To me, it seems that now-a-days mishloach manot are wrapped in so many layers of plastic and packed with so much junk and packaging. Many people seem to be throwing away the majority of the mishloach rather than enjoying the mitzvah. It’s disheartening to see. 

I recently posted on my Facebook group Organizing in Israel a couple of quick and easy tips on how to make more eco-friendly mishloach manot while still fulfilling the mitzvah. In this article I do link to some products that I love (and use!) and if you purchase through the link I receive a small commission at no extra cost to you.  


Tips for Zero-Waste Mishloach Manot

  1. Use a reusable container ideally not from plastic. Mason jars (made out of glass) are cute and give a refined look to whatever you place inside. They can easily be washed after use and whomever receives them can use them again and again!
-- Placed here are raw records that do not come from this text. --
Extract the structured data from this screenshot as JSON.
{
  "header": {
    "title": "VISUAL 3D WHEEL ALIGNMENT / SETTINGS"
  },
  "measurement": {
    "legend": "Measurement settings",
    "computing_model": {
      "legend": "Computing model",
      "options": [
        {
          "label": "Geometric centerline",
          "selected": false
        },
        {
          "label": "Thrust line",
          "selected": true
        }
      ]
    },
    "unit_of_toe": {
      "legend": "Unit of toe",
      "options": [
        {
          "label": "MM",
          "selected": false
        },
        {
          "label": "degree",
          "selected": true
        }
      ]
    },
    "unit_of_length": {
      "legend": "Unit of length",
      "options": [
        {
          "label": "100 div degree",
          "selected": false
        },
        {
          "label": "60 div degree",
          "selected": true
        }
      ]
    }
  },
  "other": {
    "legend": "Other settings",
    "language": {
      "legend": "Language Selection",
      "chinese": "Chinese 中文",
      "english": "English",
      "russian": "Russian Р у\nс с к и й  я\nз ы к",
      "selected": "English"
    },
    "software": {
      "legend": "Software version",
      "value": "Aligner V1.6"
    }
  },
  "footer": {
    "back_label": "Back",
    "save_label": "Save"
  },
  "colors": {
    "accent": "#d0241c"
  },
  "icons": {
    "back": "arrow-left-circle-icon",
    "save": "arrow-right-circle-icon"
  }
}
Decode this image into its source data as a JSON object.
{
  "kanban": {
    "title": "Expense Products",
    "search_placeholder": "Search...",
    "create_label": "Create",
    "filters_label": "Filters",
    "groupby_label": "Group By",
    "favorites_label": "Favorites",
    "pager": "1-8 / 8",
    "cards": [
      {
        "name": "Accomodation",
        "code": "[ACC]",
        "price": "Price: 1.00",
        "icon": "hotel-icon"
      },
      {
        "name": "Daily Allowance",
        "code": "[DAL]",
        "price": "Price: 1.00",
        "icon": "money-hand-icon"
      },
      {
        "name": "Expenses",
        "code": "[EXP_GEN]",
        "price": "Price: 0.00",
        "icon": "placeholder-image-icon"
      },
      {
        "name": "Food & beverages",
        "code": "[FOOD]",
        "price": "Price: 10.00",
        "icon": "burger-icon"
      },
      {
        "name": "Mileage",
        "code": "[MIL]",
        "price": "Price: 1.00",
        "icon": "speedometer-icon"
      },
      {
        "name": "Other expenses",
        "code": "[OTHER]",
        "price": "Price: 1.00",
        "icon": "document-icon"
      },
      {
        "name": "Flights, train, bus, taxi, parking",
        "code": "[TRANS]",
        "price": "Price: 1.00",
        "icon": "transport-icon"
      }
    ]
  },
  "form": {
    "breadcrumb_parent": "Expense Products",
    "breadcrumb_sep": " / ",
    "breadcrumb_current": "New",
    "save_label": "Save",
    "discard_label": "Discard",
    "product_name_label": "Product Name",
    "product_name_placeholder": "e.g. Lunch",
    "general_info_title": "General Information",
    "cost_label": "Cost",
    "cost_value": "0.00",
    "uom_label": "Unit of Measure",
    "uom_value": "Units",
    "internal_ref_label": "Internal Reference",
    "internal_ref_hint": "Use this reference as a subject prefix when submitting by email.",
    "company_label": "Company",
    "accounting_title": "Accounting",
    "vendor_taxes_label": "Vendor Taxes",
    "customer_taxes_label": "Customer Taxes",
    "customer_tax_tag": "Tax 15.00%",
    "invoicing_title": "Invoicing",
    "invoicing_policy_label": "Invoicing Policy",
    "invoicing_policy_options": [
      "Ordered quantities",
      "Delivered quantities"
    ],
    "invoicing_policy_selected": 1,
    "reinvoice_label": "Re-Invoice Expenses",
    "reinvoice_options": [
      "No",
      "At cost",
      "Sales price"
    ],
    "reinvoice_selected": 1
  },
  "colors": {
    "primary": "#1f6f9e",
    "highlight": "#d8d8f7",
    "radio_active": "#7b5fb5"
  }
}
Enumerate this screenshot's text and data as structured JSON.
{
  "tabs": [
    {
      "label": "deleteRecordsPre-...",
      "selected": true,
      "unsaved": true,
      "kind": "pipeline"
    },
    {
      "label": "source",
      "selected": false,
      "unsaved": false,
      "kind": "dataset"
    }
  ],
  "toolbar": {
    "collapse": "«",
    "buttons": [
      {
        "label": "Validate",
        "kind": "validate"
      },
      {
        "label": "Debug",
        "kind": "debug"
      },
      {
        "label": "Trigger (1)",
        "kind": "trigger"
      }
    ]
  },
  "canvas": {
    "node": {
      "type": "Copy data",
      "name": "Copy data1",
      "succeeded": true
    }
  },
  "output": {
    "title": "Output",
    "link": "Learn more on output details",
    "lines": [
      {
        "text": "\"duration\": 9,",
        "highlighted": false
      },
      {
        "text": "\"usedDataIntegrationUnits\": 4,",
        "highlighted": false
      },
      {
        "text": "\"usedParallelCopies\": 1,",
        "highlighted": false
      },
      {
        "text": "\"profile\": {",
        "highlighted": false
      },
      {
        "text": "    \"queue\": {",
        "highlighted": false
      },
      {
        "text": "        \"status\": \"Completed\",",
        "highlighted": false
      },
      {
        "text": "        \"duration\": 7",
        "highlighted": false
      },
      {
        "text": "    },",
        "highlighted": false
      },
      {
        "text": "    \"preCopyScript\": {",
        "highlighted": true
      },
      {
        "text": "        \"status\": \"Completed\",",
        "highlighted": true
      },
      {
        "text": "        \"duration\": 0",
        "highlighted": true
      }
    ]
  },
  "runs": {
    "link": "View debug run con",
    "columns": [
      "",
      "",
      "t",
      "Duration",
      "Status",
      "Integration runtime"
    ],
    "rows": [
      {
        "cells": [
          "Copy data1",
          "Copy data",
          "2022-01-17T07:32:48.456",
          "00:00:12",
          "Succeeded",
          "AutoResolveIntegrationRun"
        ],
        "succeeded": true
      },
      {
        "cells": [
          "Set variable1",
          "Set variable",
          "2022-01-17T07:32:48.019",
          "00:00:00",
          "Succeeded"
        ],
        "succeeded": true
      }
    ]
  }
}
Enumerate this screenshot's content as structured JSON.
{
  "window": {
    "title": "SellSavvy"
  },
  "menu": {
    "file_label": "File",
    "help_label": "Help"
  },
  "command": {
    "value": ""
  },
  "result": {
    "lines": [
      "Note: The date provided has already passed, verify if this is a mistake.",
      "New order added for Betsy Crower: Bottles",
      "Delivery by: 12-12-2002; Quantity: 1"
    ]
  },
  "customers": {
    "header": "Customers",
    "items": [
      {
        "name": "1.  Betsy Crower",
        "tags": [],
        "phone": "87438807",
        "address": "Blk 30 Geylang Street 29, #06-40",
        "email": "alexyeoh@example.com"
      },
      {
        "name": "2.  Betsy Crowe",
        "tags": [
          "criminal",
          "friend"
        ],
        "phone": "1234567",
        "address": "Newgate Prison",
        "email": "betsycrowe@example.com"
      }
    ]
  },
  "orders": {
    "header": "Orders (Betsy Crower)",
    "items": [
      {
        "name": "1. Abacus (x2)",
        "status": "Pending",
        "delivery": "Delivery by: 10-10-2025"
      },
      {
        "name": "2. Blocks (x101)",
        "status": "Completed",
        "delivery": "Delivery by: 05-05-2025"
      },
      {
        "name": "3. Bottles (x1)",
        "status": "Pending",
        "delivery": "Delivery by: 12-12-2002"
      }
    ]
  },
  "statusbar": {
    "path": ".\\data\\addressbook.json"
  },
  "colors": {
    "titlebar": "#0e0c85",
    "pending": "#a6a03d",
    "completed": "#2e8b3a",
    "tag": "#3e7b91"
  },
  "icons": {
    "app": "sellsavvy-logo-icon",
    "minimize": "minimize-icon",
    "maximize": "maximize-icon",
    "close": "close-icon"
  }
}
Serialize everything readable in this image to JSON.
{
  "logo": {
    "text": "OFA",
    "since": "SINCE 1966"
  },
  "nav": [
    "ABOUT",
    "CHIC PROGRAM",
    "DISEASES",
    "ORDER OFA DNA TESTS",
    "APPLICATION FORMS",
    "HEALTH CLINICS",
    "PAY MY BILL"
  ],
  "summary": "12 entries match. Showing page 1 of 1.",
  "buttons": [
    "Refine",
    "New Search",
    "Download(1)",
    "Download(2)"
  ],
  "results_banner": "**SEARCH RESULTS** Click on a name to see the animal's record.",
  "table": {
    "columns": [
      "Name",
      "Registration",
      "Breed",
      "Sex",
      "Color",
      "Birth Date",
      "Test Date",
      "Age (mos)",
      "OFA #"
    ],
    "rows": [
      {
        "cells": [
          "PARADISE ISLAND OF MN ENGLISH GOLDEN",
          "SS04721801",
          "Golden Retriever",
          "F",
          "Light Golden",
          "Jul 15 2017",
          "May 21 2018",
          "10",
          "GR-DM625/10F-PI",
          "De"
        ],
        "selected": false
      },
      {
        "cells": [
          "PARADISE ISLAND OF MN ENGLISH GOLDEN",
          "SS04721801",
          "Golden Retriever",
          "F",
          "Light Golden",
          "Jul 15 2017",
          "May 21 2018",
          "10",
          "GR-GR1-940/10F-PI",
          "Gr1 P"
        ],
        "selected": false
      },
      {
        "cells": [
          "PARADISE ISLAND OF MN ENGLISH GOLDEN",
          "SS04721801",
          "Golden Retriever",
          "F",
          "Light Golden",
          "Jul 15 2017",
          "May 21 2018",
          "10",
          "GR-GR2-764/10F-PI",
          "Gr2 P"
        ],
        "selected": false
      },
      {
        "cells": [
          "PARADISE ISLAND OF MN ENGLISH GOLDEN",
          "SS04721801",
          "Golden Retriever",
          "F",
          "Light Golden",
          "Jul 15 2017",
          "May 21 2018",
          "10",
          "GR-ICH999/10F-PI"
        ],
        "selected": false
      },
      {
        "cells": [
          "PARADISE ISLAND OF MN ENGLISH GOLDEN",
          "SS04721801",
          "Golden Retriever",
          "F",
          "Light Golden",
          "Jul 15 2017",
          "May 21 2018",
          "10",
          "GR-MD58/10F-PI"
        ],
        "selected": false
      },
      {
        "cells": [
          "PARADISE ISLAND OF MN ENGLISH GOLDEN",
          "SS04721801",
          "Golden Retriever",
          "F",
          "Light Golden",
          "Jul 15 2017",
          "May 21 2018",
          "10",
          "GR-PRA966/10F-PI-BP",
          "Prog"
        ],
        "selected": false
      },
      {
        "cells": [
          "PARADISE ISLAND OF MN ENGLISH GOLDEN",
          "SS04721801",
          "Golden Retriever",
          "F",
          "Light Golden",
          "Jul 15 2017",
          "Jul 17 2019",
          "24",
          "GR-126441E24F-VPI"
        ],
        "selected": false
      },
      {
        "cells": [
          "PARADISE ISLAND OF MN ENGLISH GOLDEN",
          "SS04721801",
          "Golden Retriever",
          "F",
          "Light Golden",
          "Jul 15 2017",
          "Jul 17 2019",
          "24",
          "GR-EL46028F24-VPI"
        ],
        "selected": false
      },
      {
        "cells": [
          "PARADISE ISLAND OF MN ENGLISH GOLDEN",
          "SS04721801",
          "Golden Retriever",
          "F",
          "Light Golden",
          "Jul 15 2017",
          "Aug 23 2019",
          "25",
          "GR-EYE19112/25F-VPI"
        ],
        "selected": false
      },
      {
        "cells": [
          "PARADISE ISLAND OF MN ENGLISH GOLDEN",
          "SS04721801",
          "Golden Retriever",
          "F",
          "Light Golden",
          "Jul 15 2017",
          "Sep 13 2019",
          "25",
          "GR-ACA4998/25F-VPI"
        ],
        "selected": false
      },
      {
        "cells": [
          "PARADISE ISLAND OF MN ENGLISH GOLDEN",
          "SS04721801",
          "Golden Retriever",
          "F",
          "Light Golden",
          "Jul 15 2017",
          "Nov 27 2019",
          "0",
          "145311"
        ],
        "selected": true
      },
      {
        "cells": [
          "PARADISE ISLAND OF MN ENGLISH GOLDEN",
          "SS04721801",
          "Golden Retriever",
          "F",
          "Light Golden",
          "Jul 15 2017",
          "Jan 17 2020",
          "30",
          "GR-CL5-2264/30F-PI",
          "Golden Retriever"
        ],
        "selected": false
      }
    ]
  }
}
In terms of packaging try and think about the ratio of wrapping to food you are using. If it seems like 60% trash try to think of ways to lessen that percentage. 


  1. Skip the junk. Try your best to not fill up your mishloach manot with junk people don’t need or want. Also, junk food comes in extra packaging that will just go in the trash (see #3). A good rule of thumb to stick to while putting together your mishloach manot is you are supposed to include things you can eat for the seudah. Another thing I want to point out is that Purim is close to Pesach, so many people will not want to store junk in their homes so it will go straight in the trash.


  1. Pack foods that have little or no packaging. Like I said in tip #2, avoid pre-packaged food. There are a couple ways to avoid prepackaged food – some examples include cutup veggies or home baked goods. When packing these food items, try and utilize tip #1 and wrap them in cute linen or reusable wax paper. Choose paper over plastic whenever possible.


I try my best to adhere to these 3 rules while making my mishloach manot. I pack everything into a reusable bag and tie up the bag with ribbons from previous gifts that I have saved and want to reuse. The card is made from stationary I have left over.

The drink is usually a bottle of wine and the food is a challah wrapped in a tea towel or parchment paper with some fruit in its own skin. I send four mishloach manot, one to each of my neighbors in my building and the ones we share a yard with. That’s it. 

It’s not time consuming what I do, I use very little waste, and I am still fulfilling the mitzvah!


What will you do to send a low waste mishloach manot and not contribute to other people’s clutter this year? Let me know in the comments below!